Requirement :: When a record holds a picture, leave the picture out and copy everything else exactly.
*** Records to process Section Begins ***
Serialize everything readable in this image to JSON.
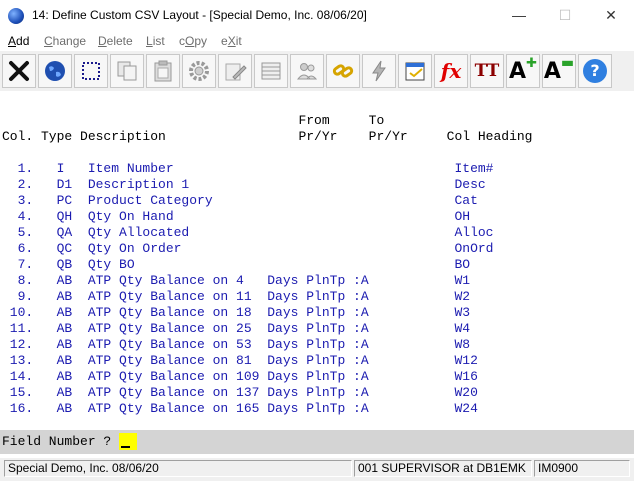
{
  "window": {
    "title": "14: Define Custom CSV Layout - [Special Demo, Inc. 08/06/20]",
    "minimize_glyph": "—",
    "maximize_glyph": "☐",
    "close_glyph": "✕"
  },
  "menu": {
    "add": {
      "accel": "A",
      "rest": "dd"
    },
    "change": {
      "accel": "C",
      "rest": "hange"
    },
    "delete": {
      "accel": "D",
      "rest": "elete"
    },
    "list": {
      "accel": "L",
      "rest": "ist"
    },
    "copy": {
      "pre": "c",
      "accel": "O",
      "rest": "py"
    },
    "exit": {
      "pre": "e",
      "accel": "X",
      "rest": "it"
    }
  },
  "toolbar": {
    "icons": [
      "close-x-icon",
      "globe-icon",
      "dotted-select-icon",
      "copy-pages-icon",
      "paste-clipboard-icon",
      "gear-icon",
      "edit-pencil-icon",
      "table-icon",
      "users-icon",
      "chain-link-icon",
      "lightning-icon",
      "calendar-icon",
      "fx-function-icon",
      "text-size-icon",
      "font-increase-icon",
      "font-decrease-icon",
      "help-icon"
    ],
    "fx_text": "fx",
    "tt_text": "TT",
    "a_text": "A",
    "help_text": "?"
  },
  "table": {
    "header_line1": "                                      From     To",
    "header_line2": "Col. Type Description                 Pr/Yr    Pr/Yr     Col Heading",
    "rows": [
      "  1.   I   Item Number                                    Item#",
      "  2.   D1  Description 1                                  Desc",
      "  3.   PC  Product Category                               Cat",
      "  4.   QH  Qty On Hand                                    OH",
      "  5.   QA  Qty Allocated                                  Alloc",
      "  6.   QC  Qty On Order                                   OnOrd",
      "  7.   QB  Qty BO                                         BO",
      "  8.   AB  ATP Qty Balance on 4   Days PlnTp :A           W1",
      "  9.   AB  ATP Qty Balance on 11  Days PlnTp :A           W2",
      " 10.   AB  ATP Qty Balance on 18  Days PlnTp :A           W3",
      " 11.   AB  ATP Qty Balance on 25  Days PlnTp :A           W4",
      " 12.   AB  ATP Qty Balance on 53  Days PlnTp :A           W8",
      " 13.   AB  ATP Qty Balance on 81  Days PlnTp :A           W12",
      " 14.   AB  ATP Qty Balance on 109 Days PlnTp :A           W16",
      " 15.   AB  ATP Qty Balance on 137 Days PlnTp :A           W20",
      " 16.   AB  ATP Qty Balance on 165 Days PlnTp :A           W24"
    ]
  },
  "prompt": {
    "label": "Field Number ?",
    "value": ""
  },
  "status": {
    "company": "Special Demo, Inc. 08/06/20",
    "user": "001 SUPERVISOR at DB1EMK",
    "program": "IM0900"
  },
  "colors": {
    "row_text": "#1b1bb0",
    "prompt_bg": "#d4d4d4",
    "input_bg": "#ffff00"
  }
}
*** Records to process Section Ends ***
The completed task ::
Serialize everything readable in this image to JSON.
{
  "window": {
    "title": "14: Define Custom CSV Layout - [Special Demo, Inc. 08/06/20]",
    "minimize_glyph": "—",
    "maximize_glyph": "☐",
    "close_glyph": "✕"
  },
  "menu": {
    "add": {
      "accel": "A",
      "rest": "dd"
    },
    "change": {
      "accel": "C",
      "rest": "hange"
    },
    "delete": {
      "accel": "D",
      "rest": "elete"
    },
    "list": {
      "accel": "L",
      "rest": "ist"
    },
    "copy": {
      "pre": "c",
      "accel": "O",
      "rest": "py"
    },
    "exit": {
      "pre": "e",
      "accel": "X",
      "rest": "it"
    }
  },
  "toolbar": {
    "icons": [
      "close-x-icon",
      "globe-icon",
      "dotted-select-icon",
      "copy-pages-icon",
      "paste-clipboard-icon",
      "gear-icon",
      "edit-pencil-icon",
      "table-icon",
      "users-icon",
      "chain-link-icon",
      "lightning-icon",
      "calendar-icon",
      "fx-function-icon",
      "text-size-icon",
      "font-increase-icon",
      "font-decrease-icon",
      "help-icon"
    ],
    "fx_text": "fx",
    "tt_text": "TT",
    "a_text": "A",
    "help_text": "?"
  },
  "table": {
    "header_line1": "                                      From     To",
    "header_line2": "Col. Type Description                 Pr/Yr    Pr/Yr     Col Heading",
    "rows": [
      "  1.   I   Item Number                                    Item#",
      "  2.   D1  Description 1                                  Desc",
      "  3.   PC  Product Category                               Cat",
      "  4.   QH  Qty On Hand                                    OH",
      "  5.   QA  Qty Allocated                                  Alloc",
      "  6.   QC  Qty On Order                                   OnOrd",
      "  7.   QB  Qty BO                                         BO",
      "  8.   AB  ATP Qty Balance on 4   Days PlnTp :A           W1",
      "  9.   AB  ATP Qty Balance on 11  Days PlnTp :A           W2",
      " 10.   AB  ATP Qty Balance on 18  Days PlnTp :A           W3",
      " 11.   AB  ATP Qty Balance on 25  Days PlnTp :A           W4",
      " 12.   AB  ATP Qty Balance on 53  Days PlnTp :A           W8",
      " 13.   AB  ATP Qty Balance on 81  Days PlnTp :A           W12",
      " 14.   AB  ATP Qty Balance on 109 Days PlnTp :A           W16",
      " 15.   AB  ATP Qty Balance on 137 Days PlnTp :A           W20",
      " 16.   AB  ATP Qty Balance on 165 Days PlnTp :A           W24"
    ]
  },
  "prompt": {
    "label": "Field Number ?",
    "value": ""
  },
  "status": {
    "company": "Special Demo, Inc. 08/06/20",
    "user": "001 SUPERVISOR at DB1EMK",
    "program": "IM0900"
  },
  "colors": {
    "row_text": "#1b1bb0",
    "prompt_bg": "#d4d4d4",
    "input_bg": "#ffff00"
  }
}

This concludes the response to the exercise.